__Data__:

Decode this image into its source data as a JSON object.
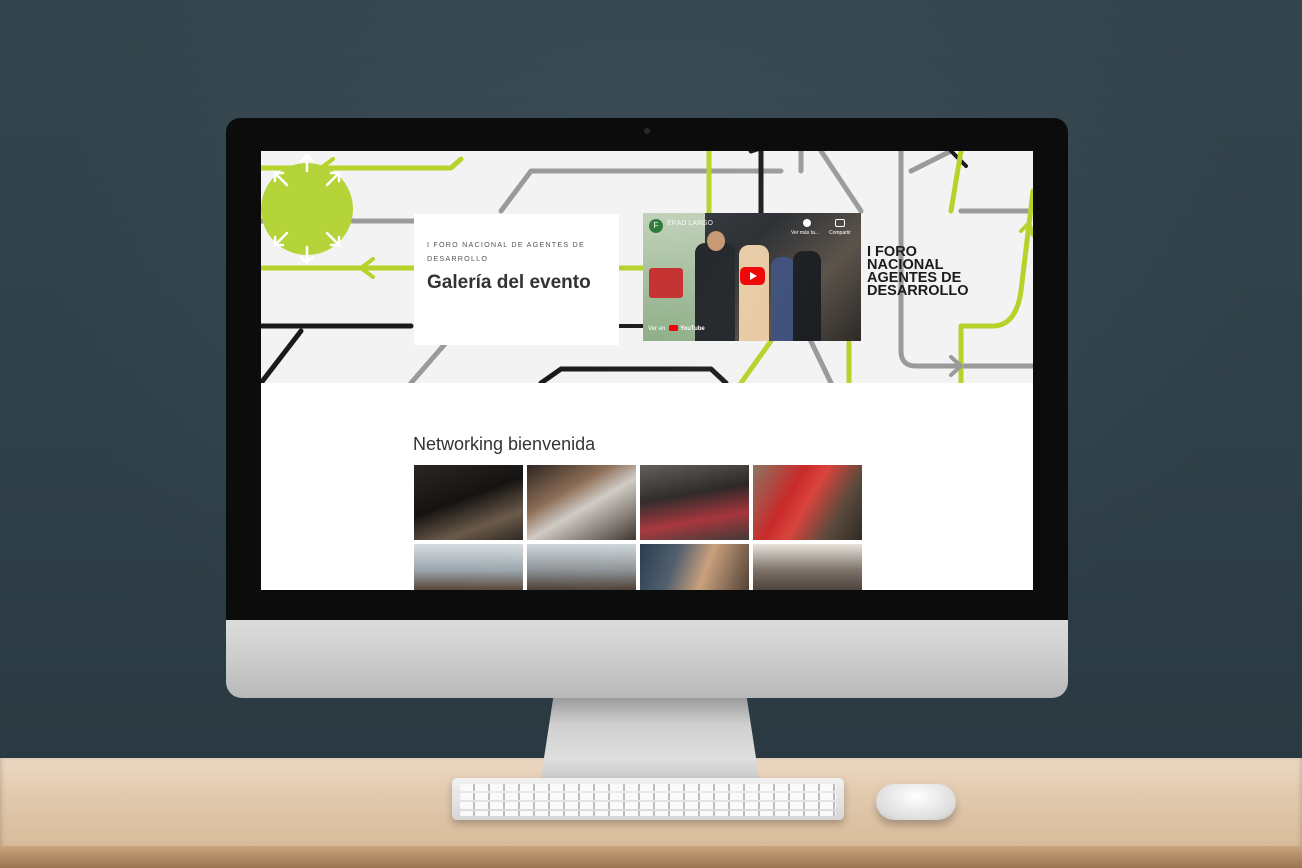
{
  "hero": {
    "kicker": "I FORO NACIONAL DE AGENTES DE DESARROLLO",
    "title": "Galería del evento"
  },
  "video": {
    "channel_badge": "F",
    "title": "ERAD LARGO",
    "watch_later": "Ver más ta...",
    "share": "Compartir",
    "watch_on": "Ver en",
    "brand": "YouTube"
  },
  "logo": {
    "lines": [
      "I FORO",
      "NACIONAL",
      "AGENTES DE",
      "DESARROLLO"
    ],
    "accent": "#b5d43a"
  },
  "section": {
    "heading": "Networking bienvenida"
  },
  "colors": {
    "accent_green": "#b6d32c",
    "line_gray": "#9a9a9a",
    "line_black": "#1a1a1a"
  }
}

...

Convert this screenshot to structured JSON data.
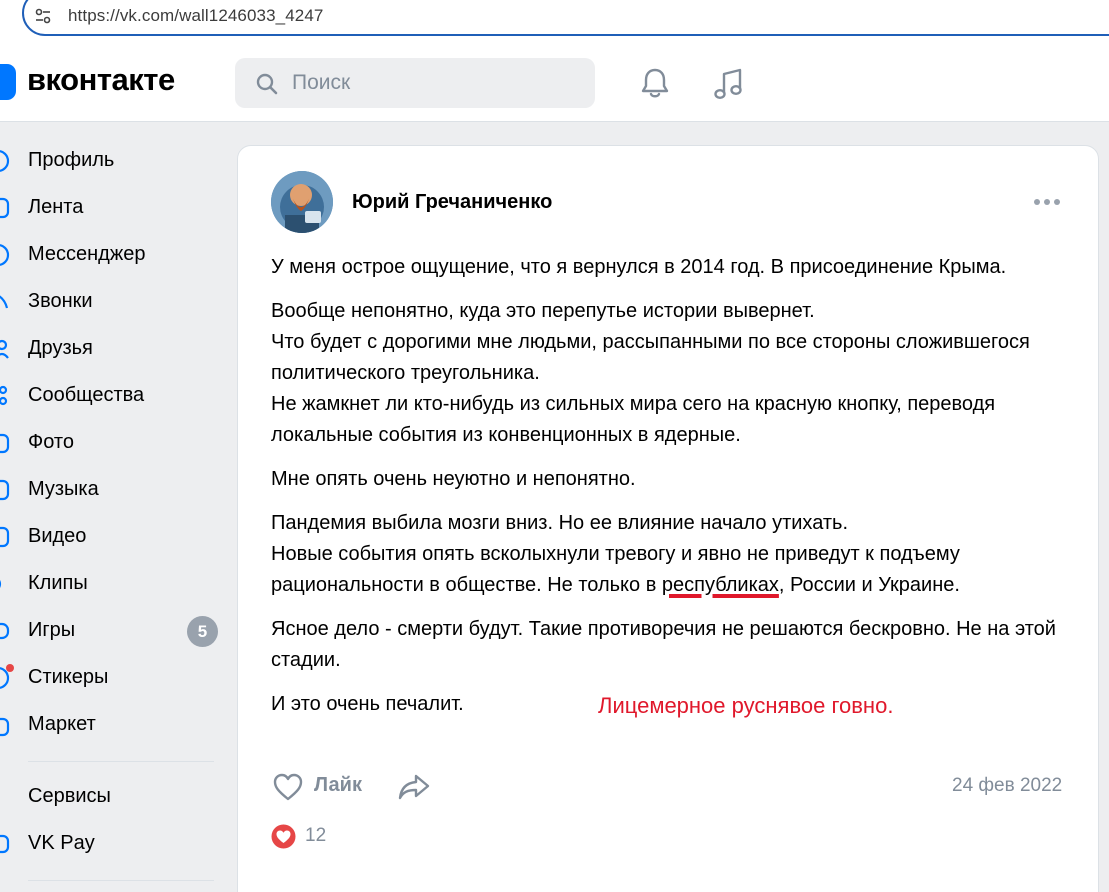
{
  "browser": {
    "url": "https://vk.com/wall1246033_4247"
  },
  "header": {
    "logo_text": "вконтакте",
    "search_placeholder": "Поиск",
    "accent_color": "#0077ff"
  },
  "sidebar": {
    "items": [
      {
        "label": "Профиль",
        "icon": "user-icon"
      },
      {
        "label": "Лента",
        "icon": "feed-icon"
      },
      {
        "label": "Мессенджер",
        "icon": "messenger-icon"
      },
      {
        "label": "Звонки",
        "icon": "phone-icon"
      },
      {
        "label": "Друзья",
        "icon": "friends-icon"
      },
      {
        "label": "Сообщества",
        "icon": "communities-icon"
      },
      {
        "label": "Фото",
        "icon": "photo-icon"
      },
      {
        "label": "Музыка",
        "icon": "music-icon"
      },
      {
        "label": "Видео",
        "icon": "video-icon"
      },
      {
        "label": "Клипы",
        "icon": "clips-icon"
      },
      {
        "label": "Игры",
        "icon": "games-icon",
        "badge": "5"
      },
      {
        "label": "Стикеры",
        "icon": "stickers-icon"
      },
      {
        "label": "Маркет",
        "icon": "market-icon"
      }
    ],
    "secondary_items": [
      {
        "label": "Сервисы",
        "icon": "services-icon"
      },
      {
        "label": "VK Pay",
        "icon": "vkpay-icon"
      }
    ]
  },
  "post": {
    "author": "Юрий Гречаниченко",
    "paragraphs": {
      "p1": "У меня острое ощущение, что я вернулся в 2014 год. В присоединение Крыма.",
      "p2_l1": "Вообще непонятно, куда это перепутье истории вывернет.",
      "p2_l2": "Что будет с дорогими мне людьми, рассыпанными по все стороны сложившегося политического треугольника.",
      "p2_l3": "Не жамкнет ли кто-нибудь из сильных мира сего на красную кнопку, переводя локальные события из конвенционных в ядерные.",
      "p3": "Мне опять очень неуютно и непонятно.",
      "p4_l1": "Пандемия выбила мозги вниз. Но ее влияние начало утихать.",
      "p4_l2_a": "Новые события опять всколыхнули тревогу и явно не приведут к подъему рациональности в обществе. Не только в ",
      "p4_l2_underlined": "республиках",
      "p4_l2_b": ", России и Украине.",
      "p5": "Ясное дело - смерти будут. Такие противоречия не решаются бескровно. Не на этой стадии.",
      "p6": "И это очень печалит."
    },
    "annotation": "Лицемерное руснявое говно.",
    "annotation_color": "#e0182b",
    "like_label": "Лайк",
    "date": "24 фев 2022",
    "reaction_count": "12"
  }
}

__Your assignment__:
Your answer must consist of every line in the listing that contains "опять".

__Solution for this problem__:
      "p3": "Мне опять очень неуютно и непонятно.",
      "p4_l2_a": "Новые события опять всколыхнули тревогу и явно не приведут к подъему рациональности в обществе. Не только в ",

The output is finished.